Like many of you, I am following the unfolding Penn State situation and the university's handling of the matter. All of this got me thinking about investigations into alleged employee misconduct. Here are some thoughts on what to do.
1. Train managers who receive complaints of misconduct to actually listen to the employee’s concern. Too often a manager will argue with the employee. For example, "I have known Pete for 20 years and go to church with him. He would not sexually harrass anyone." The manager needs to declare a mental time-out: Do not dispute the information, but receive it. He should pass along what is learned up the chain of command, not handle it himself. And when I say what he learns, I mean facts, not conclusions; what was actually related, not what the listener translates on what was said.
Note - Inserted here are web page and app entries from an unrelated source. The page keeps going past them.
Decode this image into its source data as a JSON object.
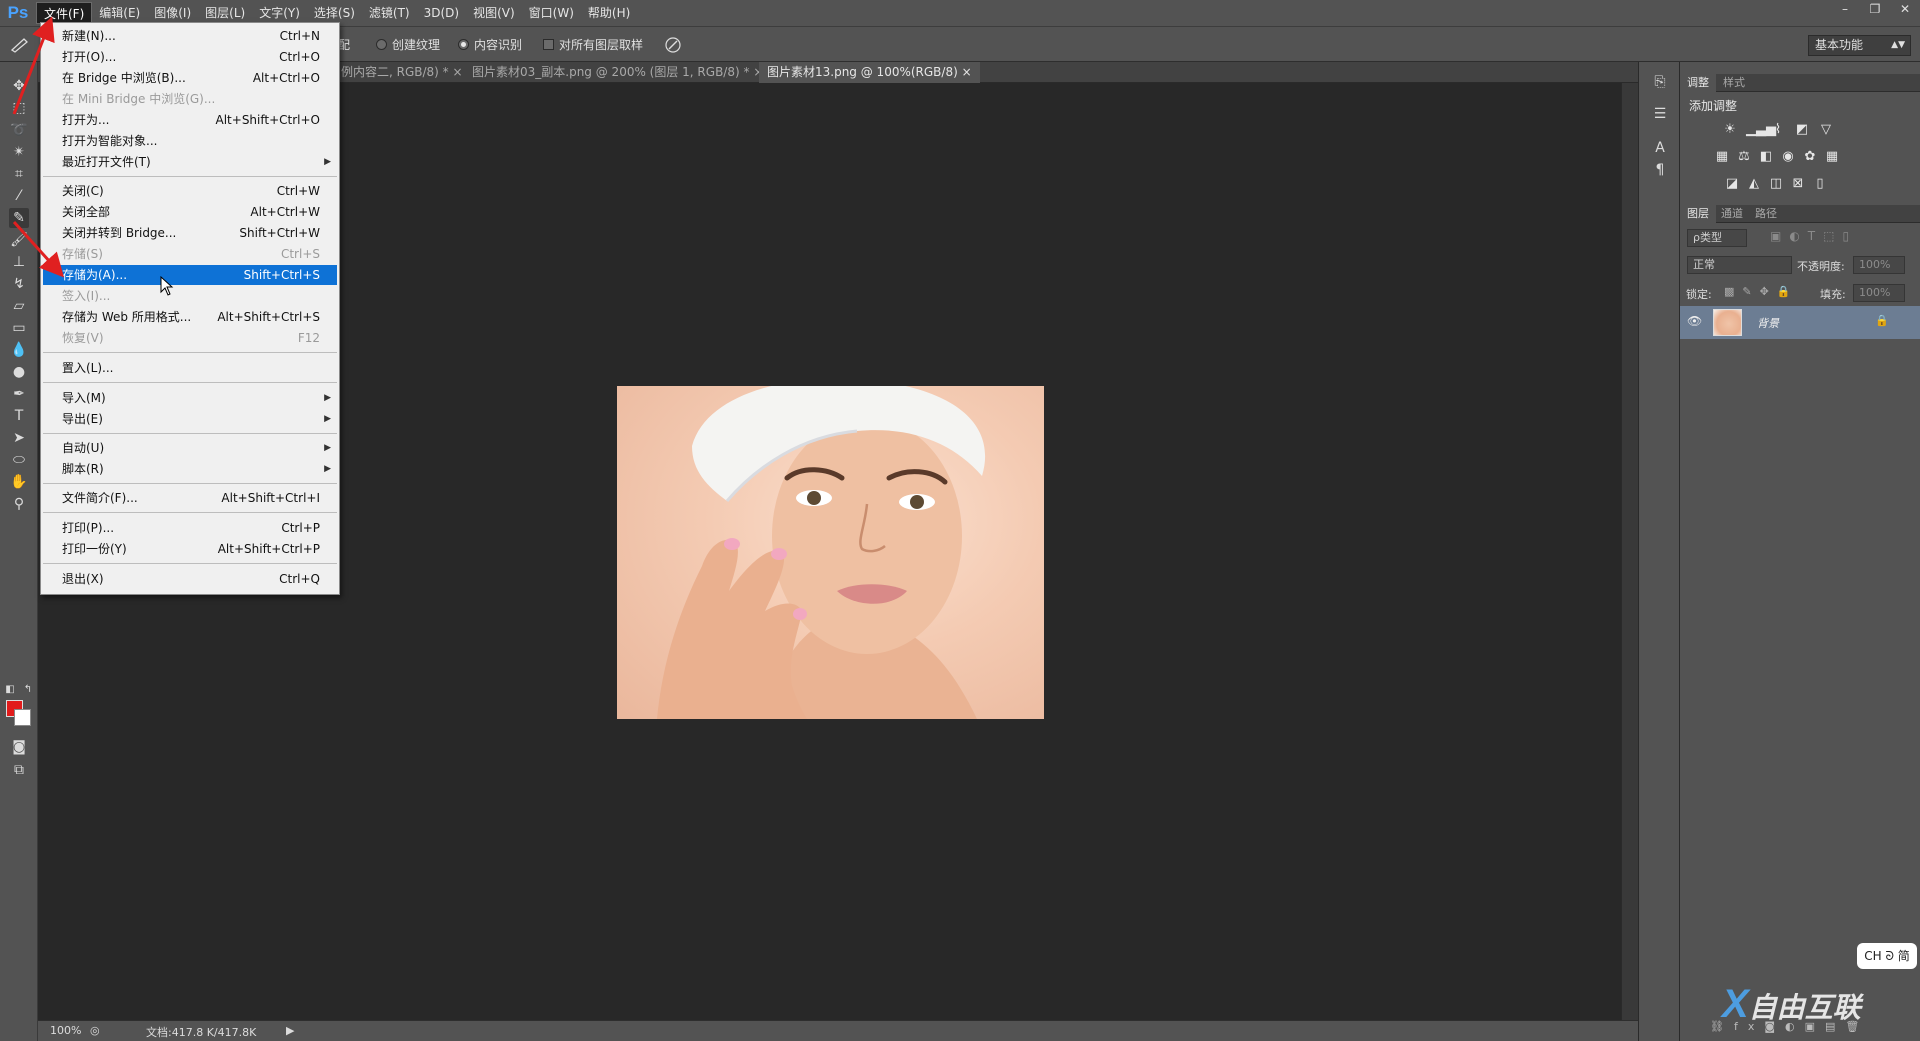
{
  "app": {
    "logo": "Ps",
    "menu": [
      "文件(F)",
      "编辑(E)",
      "图像(I)",
      "图层(L)",
      "文字(Y)",
      "选择(S)",
      "滤镜(T)",
      "3D(D)",
      "视图(V)",
      "窗口(W)",
      "帮助(H)"
    ],
    "active_menu_index": 0,
    "window_controls": [
      "–",
      "❐",
      "✕"
    ]
  },
  "options_bar": {
    "partial_label": "配",
    "create_texture": "创建纹理",
    "content_aware": "内容识别",
    "sample_all_layers": "对所有图层取样",
    "workspace": "基本功能"
  },
  "doc_tabs": [
    {
      "label": "例内容二, RGB/8) *",
      "close": "×"
    },
    {
      "label": "图片素材03_副本.png @ 200% (图层 1, RGB/8) *",
      "close": "×"
    },
    {
      "label": "图片素材13.png @ 100%(RGB/8)",
      "close": "×"
    }
  ],
  "file_menu": {
    "items": [
      {
        "label": "新建(N)...",
        "shortcut": "Ctrl+N"
      },
      {
        "label": "打开(O)...",
        "shortcut": "Ctrl+O"
      },
      {
        "label": "在 Bridge 中浏览(B)...",
        "shortcut": "Alt+Ctrl+O"
      },
      {
        "label": "在 Mini Bridge 中浏览(G)...",
        "shortcut": "",
        "disabled": true
      },
      {
        "label": "打开为...",
        "shortcut": "Alt+Shift+Ctrl+O"
      },
      {
        "label": "打开为智能对象...",
        "shortcut": ""
      },
      {
        "label": "最近打开文件(T)",
        "shortcut": "",
        "submenu": true
      },
      {
        "label": "关闭(C)",
        "shortcut": "Ctrl+W"
      },
      {
        "label": "关闭全部",
        "shortcut": "Alt+Ctrl+W"
      },
      {
        "label": "关闭并转到 Bridge...",
        "shortcut": "Shift+Ctrl+W"
      },
      {
        "label": "存储(S)",
        "shortcut": "Ctrl+S",
        "disabled": true
      },
      {
        "label": "存储为(A)...",
        "shortcut": "Shift+Ctrl+S",
        "highlighted": true
      },
      {
        "label": "签入(I)...",
        "shortcut": "",
        "disabled": true
      },
      {
        "label": "存储为 Web 所用格式...",
        "shortcut": "Alt+Shift+Ctrl+S"
      },
      {
        "label": "恢复(V)",
        "shortcut": "F12",
        "disabled": true
      },
      {
        "label": "置入(L)...",
        "shortcut": ""
      },
      {
        "label": "导入(M)",
        "shortcut": "",
        "submenu": true
      },
      {
        "label": "导出(E)",
        "shortcut": "",
        "submenu": true
      },
      {
        "label": "自动(U)",
        "shortcut": "",
        "submenu": true
      },
      {
        "label": "脚本(R)",
        "shortcut": "",
        "submenu": true
      },
      {
        "label": "文件简介(F)...",
        "shortcut": "Alt+Shift+Ctrl+I"
      },
      {
        "label": "打印(P)...",
        "shortcut": "Ctrl+P"
      },
      {
        "label": "打印一份(Y)",
        "shortcut": "Alt+Shift+Ctrl+P"
      },
      {
        "label": "退出(X)",
        "shortcut": "Ctrl+Q"
      }
    ]
  },
  "status_bar": {
    "zoom": "100%",
    "doc_info": "文档:417.8 K/417.8K"
  },
  "adjustments_panel": {
    "tabs": [
      "调整",
      "样式"
    ],
    "title": "添加调整"
  },
  "layers_panel": {
    "tabs": [
      "图层",
      "通道",
      "路径"
    ],
    "filter_kind": "ρ类型",
    "blend_mode": "正常",
    "opacity_label": "不透明度:",
    "opacity_value": "100%",
    "lock_label": "锁定:",
    "fill_label": "填充:",
    "fill_value": "100%",
    "layer_name": "背景"
  },
  "ime_badge": "CH ᘐ 简",
  "watermark": "自由互联",
  "colors": {
    "menu_highlight": "#0e72d6",
    "foreground": "#e21b1b",
    "background": "#ffffff",
    "annotation_arrow": "#e02020"
  }
}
2. Those up the chain, in deciding the appropriate response, need to engage in a technique called "propsective hindsight." This technique uses the power of a question, where the decision-makers ask themselves: "Let's pretend it is two years from now. Our decision to do XYZ comes to light. How will we respond to arguments that we should have done ABC instead?" The value of this approach is that it drains the discussion of emotion and avoids unfruitful confrontation because it focuses on the future.
3. Inculcate a culture that lives by this mantra: "Knowledge requires action. " Period.
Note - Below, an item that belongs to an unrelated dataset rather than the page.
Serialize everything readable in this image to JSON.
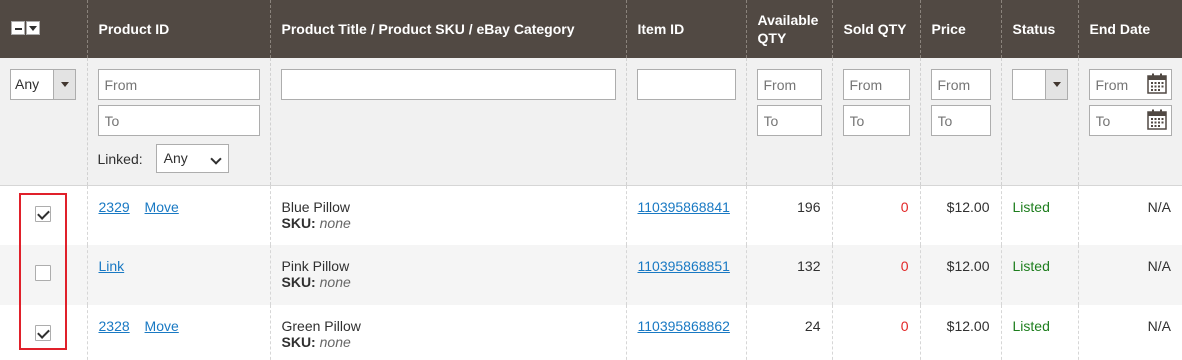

4. A lawyer or counselor needs to look around the room of execs and say, "From this point forward we will be judged by what we do now." And if a poor decision results, and the world is looking at what was done, the same rule applies.
We all fall short, each and every one of us. What matters is our reaction. Harlan Coben wrote a column for Bloomberg titled "Coming Clean Is Only Play Left for Penn State" in which he says, "Do not circle the wagons. Do not worry about legal ramifications or liability or exposure. . . . You are a wonderful institution of learning with a rich academic tradition. . . . Please now remember the integrity with which you were established. You will be judged -- not only by what has already occured but also by what you choose to do about it now."